A 10,000-year-old skeleton known as Cheddar Man, found back in 1903, was partially reconstructed after extensive research done by a team of scientists from London's Natural History Museum. By using genetic information obtained by drilling a hole into the skull, they were able to recreate the skull's full face by analyzing the bone powder they extracted.
In a press release sent to Mashable, Professor Ian Barnes—the Research Leader in Ancient DNA at the Natural History Museum—said, "Cheddar Man is one of the oldest human specimens that we’ve worked with and yet the preservation of DNA has been good enough to recover huge amounts of information about his appearance and ancestry." From the extracted bone powder, they were able to get an entire genome to gather a more detailed look at what his life would have been like, including his appearance and migration patterns.

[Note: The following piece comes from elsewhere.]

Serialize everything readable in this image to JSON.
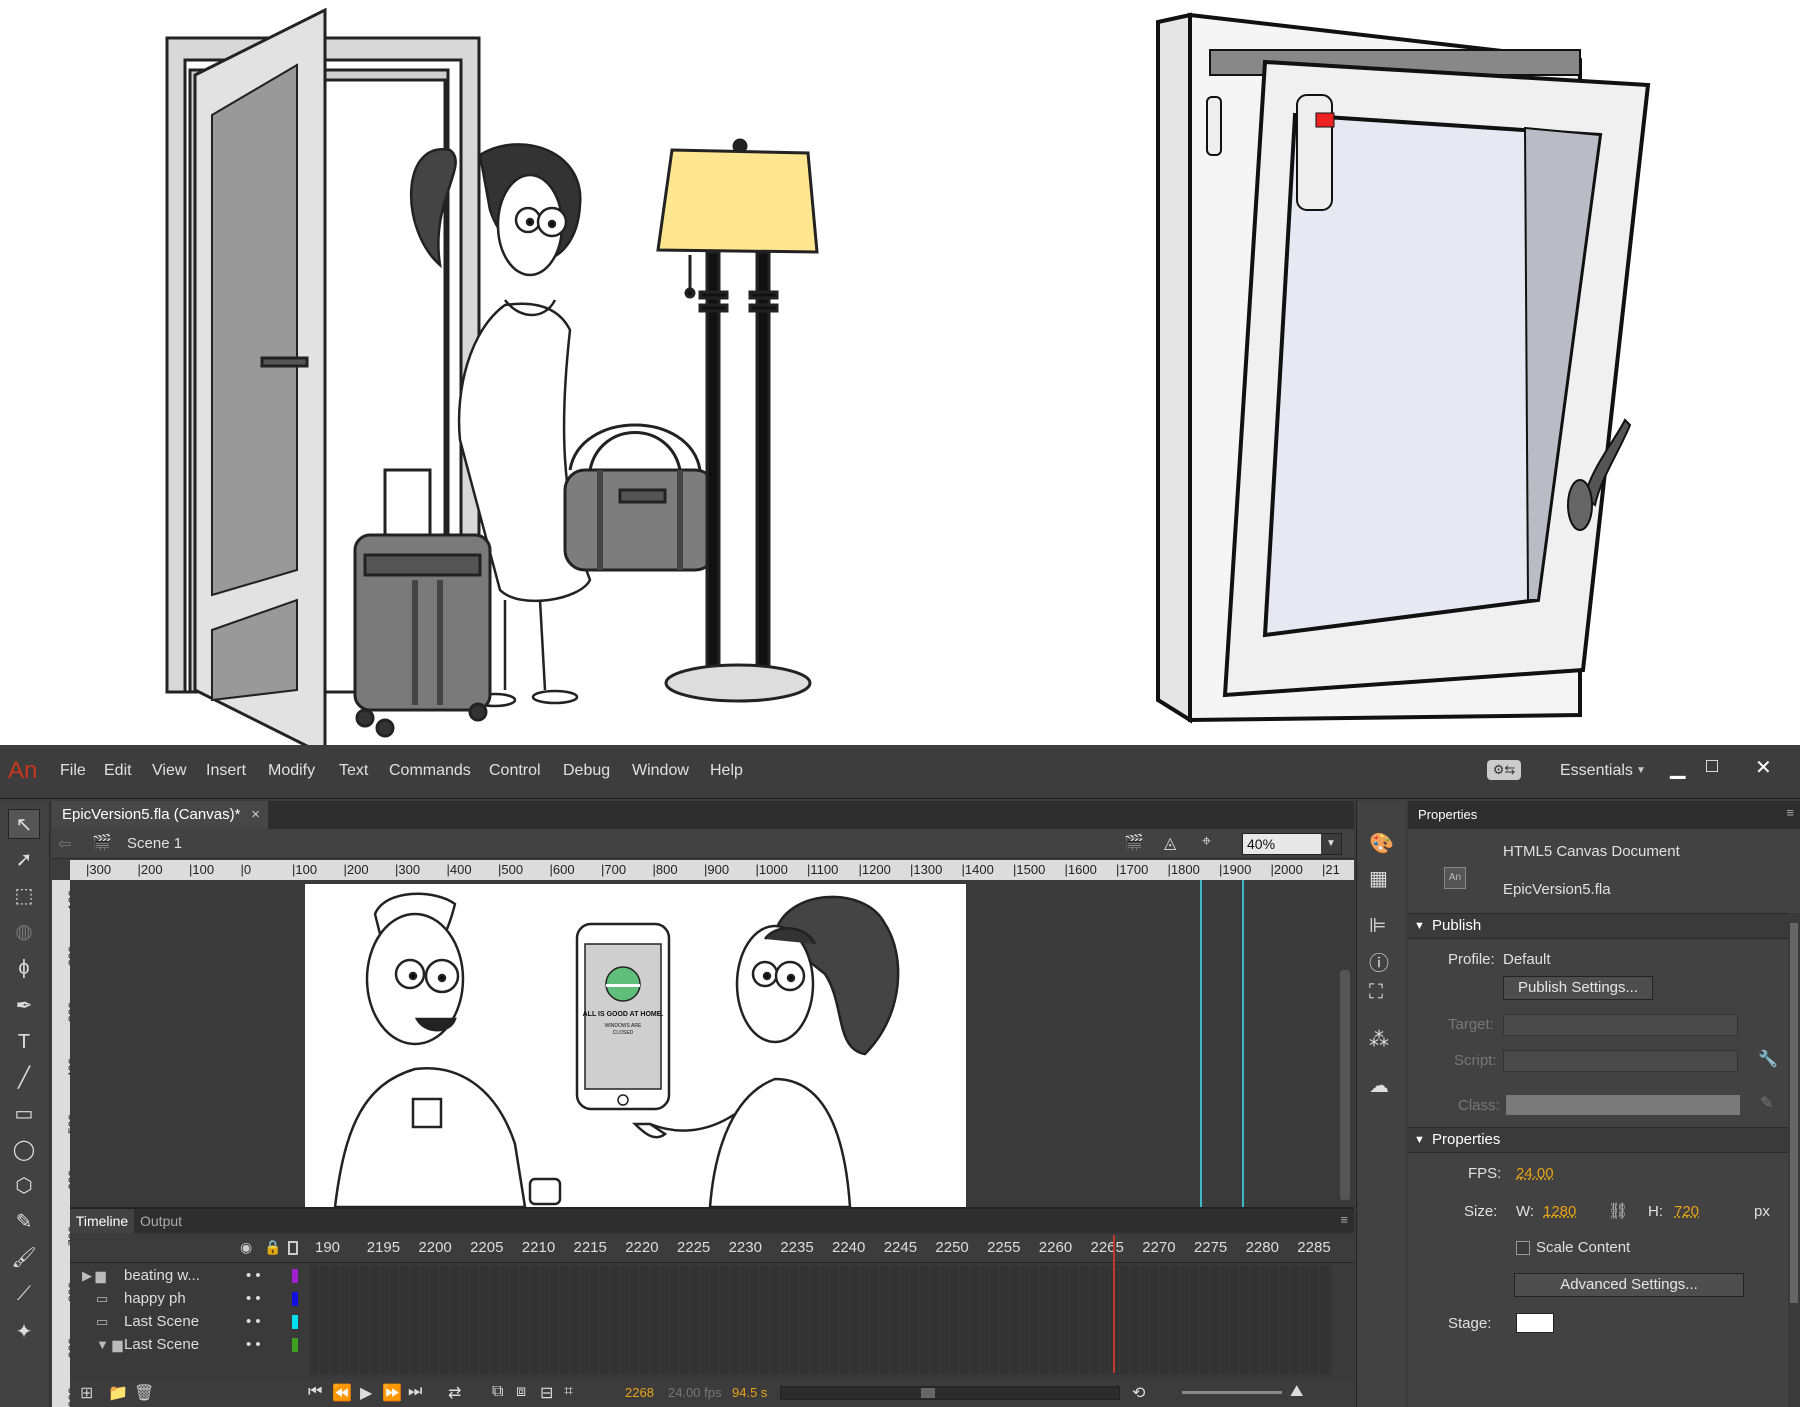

Before this research was completed, it was always assumed that Cheddar Man would have had pale skin and light hair, and previous reconstructions depicted him as such. But this development suggests he was of African descent and migrated through the Middle East before heading to Europe via a land bridge used to connect Britain to the rest of Europe.
The findings come ahead of a documentary being released on British network Channel 4 about Cheddar Man titled First Brit: Secrets of the 10,000 Year Old Man. It airs Sunday, Feb. 18.